The Alliance of Film and Television Producers, which negotiates on behalf of the studios, disputed Mr Crabtree-Ireland’s characterization of its members’ attitudes, citing terms of its proposal including “a pioneering AI proposal that protects digital likenesses of actors. “

The frustration on the other side of the negotiating table was made evident by comments made Thursday by Robert A. Iger, the chief executive of Disney, who said during an interview on CNBC that workers are being “unrealistic.” Adding fuel to the fire was an article on the show business website Deadline, which quoted an anonymous studio official as threatening to “bleed out” writers until they “start losing their apartments.” The studio alliance said the anonymous executive did not speak for its members.

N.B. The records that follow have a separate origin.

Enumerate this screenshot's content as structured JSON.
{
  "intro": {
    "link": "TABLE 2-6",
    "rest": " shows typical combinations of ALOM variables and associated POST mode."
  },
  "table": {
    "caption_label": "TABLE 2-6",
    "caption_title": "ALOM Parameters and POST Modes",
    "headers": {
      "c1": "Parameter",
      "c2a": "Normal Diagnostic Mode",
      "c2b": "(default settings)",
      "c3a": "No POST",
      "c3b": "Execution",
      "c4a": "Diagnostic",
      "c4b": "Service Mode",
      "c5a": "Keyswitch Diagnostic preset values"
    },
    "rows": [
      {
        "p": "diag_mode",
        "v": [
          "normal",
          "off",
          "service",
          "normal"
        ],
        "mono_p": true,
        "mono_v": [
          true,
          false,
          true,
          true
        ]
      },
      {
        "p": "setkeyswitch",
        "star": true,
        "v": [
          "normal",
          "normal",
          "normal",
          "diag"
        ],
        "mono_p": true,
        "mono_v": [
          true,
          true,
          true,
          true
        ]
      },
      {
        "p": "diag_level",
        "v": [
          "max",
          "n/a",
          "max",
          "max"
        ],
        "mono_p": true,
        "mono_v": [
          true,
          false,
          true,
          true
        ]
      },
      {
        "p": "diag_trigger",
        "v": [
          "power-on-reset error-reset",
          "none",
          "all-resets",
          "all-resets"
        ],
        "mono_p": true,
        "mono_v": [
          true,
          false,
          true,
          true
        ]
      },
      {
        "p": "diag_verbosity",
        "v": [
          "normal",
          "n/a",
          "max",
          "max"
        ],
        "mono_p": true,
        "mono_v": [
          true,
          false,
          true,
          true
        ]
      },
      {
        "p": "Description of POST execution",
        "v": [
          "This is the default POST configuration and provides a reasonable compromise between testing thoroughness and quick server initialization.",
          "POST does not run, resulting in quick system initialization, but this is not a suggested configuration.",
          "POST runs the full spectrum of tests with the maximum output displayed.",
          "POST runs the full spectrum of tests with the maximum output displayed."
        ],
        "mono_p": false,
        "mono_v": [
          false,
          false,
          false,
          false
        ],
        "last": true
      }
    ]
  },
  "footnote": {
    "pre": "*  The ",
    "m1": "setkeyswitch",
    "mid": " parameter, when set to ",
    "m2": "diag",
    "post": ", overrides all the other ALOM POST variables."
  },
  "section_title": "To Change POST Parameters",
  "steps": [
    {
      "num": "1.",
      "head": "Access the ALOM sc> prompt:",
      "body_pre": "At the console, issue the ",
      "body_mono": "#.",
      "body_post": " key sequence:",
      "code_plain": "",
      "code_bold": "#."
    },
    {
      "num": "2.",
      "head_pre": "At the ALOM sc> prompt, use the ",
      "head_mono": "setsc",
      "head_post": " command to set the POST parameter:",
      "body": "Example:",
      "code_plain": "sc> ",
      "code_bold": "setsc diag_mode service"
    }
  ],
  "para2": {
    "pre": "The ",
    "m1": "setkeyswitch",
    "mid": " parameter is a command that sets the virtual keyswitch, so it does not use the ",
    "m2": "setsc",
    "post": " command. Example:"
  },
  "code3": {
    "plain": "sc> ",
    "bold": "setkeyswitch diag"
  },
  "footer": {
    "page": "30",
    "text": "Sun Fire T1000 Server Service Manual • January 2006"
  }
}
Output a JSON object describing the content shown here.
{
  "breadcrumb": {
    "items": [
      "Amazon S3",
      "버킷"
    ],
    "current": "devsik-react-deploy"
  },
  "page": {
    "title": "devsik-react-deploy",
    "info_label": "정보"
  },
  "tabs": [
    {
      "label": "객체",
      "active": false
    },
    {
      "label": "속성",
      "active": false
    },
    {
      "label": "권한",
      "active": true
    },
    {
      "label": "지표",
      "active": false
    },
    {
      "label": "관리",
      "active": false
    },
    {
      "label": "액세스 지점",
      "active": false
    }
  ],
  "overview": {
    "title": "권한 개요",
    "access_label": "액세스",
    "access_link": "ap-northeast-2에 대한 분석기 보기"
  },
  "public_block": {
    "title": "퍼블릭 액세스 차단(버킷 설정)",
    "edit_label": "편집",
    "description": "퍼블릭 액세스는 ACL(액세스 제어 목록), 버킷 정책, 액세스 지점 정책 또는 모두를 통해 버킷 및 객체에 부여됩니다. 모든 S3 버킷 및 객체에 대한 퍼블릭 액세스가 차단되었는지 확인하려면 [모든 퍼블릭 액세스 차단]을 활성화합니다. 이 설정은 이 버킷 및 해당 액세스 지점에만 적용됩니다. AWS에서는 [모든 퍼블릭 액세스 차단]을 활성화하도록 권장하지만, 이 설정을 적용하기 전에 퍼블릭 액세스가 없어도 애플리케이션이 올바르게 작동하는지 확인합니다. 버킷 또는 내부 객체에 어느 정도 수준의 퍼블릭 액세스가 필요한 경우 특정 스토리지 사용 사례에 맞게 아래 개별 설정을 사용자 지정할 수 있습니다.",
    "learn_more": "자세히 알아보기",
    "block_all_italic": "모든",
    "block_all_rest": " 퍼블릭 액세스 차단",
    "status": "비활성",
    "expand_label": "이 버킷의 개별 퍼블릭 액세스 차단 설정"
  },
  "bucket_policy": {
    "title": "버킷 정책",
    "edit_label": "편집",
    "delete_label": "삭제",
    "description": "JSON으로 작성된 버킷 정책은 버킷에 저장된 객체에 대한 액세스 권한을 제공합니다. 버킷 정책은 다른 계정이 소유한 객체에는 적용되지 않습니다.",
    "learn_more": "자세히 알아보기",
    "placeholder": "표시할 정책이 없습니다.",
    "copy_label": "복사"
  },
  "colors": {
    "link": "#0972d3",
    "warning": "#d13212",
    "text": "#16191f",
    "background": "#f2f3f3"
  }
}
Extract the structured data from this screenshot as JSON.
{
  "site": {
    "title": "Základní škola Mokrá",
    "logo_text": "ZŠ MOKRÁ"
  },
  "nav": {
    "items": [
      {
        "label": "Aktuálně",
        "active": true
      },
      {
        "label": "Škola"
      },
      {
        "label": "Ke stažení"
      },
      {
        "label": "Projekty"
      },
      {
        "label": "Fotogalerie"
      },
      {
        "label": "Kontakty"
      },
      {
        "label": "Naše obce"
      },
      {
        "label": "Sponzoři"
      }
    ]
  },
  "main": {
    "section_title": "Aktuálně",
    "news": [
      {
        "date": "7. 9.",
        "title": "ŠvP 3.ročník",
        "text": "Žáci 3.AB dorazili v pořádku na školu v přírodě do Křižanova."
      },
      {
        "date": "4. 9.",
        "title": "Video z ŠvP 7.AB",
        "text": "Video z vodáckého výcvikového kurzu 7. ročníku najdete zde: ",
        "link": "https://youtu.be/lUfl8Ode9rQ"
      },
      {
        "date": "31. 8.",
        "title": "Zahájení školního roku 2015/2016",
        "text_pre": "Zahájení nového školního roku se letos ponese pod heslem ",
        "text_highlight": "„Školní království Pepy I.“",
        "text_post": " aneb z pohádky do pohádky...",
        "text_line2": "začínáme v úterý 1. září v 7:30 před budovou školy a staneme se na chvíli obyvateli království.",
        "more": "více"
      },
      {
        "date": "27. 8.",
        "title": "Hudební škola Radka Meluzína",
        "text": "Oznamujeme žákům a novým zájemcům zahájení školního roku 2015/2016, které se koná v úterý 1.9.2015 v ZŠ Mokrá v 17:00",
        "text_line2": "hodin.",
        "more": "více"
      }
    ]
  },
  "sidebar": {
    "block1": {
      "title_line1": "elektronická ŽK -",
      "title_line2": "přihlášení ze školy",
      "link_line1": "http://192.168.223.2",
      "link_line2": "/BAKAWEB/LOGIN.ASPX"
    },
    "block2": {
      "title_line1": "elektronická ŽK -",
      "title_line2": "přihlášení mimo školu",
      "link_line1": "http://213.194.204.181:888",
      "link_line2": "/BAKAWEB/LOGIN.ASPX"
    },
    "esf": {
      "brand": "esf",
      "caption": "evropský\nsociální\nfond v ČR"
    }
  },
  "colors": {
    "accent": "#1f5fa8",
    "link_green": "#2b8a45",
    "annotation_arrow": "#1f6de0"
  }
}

Although some executives see a short shutdown as an opportunity to cut costs, a long-term shutdown has the potential to wreak havoc in an entertainment industry already battered by the rise of streaming and struggles at the box office.

“While the media is trying to spin the double strikes as a positive when production spending stops, investors are much more concerned that this will be a long strike that hurts the performance of already completed movies and TV series,” said Rich Greenfield, an analyst at research firm LightShed Partners. .

If the twin strikes last only for a month or two, companies are likely to seize the shutdown as an opportunity to save money they would otherwise spend on pre-production — the work done before shooting begins — and bidding on scripts, Michael said. Nathanson, an analyst at SVB MoffettNathanson, who focuses on the media and entertainment industries. Some of those costs will be incurred later anyway, he noted.

They can also look at the shows and movies they have in the pipeline, pruning those that are too expensive, Mr. Nathanson said. He compared a short strike to a halftime break for a losing team that has to work out a new strategy.

The strike also threatens lucrative, long-term deals made by media companies during the streaming boom, when they were willing to spend staggering sums to lure creators like Shonda Rhimes, Ryan Murphy and JJ Abrams. Some long-term agreements have force majeure clauses that take effect on the 60th or 90th day of a strike, allowing the studios to cancel their contracts without paying a penalty. Mr. Greenfield said those clauses could theoretically let studios get expensive offers from the books, but invoking them would jeopardize relationships with top talent in the future.

If actors don’t return to work before the fall, it will hurt network television, which needs them for new shows coveted by advertisers, Mr. Nathanson said. He added that traditional US-based media companies are at a disadvantage compared to Netflix, the dominant streaming company, which can leverage its production facilities around the world.

“It’s as if the United Auto Workers went on strike, and suddenly you see more cars from Japan and Germany on the road,” Mr. Nathanson said.

Publicly, studio officials are urging Hollywood to get back to work. Mr. Iger said last week in an interview at the annual Sun Valley conference for business titans that the strike would have a “very damaging” effect on the entertainment industry.

There is little indication, however, that a deal is close.

The negotiating parties have all said they want to reach a fair deal, placing the blame for the stalemate on the other side. But they all admit privately that if Hollywood doesn’t thaw in time, everyone will get frostbite.

“There’s no such thing as a cost-saving strategy with the fall television season fast approaching and advertisers and consumers anticipating new programming,” said Ellen Stutzman, chief negotiator for the Writers Guild of America.

By admin

Leave a Reply

Your email address will not be published. Required fields are marked *